Cops arrested and threatened to tase the mom of Alvin Cole, the 17-year-old Black Wisconsin teen killed by police in February, during the second night of protests in Wauwatosa.
Tracy Cole, along with her daughters Taleavia and Tristiana Cole, were among several demonstrators arrested Thursday night while protesting the district attorney’s decision Wednesday not to charge Officer Joseph Mensah in the fatal shooting at a local mall.
Witnesses say the three were seated in a vehicle in the parking lot of a local church after the city’s recently-instated 7 p.m. curfew.
In a jittery, 20-minute Facebook Live video captured by another one of Tracy’s daughters from inside the car, police can be heard off-screen asking Tracy to exit the vehicle. A frustrated Tracy can be heard asking why she’s being arrested and screaming at the officers to not touch her. The officers then say that she’s under arrest before threatening to tase her for not cooperating.
As the arrest proceeds, Cole says she can’t breathe and explains that she is Alvin Cole’s mother.
“I can’t believe y’all did this to me. Y’all killed my son,” Tracy says at one point. “He hit me in my head and pulled my hair. One of these cops over here. And my head is bleeding.”
“Well, that’s too bad,” an officer is heard replying.
The family’s attorney Kimberley Motley said that Tracy and Tristina were taken to the hospital after the arrest, and that Tracy sustained an injury to her forehead and arm. They were released shortly before midnight.

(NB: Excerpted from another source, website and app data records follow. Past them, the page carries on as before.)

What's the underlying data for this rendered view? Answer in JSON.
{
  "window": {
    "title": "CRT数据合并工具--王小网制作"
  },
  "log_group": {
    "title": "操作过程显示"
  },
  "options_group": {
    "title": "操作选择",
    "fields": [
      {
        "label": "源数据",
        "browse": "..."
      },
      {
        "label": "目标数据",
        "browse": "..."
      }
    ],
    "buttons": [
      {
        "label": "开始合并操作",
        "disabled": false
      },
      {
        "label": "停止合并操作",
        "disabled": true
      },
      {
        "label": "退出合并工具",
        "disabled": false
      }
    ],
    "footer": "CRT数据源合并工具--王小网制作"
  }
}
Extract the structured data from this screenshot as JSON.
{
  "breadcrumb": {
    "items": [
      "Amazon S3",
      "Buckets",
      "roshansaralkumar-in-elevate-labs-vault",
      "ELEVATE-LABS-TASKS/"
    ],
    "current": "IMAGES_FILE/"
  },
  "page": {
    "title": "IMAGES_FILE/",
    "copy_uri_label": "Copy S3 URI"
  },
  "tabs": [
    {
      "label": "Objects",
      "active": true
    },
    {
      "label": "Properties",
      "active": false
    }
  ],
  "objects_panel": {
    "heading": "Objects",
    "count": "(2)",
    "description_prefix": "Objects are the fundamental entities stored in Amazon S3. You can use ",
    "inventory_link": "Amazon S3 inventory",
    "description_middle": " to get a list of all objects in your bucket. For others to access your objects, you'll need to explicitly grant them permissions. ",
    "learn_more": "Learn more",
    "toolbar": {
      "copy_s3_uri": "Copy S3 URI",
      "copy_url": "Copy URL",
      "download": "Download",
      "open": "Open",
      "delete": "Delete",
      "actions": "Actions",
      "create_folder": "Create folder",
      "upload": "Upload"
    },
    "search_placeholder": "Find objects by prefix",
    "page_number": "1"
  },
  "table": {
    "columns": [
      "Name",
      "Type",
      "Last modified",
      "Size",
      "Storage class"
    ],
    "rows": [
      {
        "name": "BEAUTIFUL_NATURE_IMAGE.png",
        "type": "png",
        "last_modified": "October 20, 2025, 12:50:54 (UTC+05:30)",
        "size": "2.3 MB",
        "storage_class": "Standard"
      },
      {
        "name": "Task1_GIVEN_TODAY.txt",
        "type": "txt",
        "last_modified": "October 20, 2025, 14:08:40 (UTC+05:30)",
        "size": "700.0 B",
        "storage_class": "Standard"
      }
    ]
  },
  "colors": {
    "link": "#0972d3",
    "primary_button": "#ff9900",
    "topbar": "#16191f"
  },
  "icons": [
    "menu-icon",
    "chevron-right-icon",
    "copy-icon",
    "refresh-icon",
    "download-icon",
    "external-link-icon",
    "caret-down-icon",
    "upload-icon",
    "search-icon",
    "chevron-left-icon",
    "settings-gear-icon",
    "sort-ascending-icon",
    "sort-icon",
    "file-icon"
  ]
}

Thursday marked night two of protests in Wauwatosa, following District Attorney John Chisholm’s decision that officer Mensah, a Black man, had a reasonable belief that deadly force was necessary when he shot and killed the teenager on Feb. 2.
Police say they received a 911 call about a man seen with a 9mm handgun following a verbal dispute at the Mayfair shopping mall. When officers arrived, they say Alvin Cole immediately fled. When he failed to obey police commands to drop the weapon, police pursued. The teenager is said to have reached into his fanny pack for the weapon, which went off accidentally, injuring Cole’s arm, and eventually fired a shot while fleeing from the cops. The teen fell to the ground without unhanding the weapon. Police on the scene say Cole raised the gun in their direction before officer Mensah fired his weapon.
It was later found out that the gun in Cole’s possession had jammed and wouldn’t have fired even if he’d tried.
“He did not surrender the weapon and was fired upon by Officer Mensah, causing his death,” Chisholm wrote in a 14-page explanation for his decision. “There is sufficient evidence that Officer Mensah had an actual subjective belief that deadly force was necessary and that belief was objectively reasonable.”
Many activists have pointed out that Mensah has a history of fatal shootings while on-duty. Since joining the force in 2015, Mensah has shot and killed at least two others before Cole. The officer shot a man eight times in 2015 after he refused to drop a sword. In 2016, Mensah shot a man six times after walking up to his vehicle while the man was sleeping and claiming he thought the man was reaching for a weapon he saw inside.
The families of both men have joined the Coles in calling for Mensah’s termination from the Wauwatosa Police department.
The night following the decision, protestors took to the streets to protest the decision, with some agitators breaking windows and throwing rocks, according to Wauwatosa Police.
Wauwatosa’s city government instated a 7 p.m. curfew Wednesday night. After continued unrest, local police were joined by the National Guard Thursday night.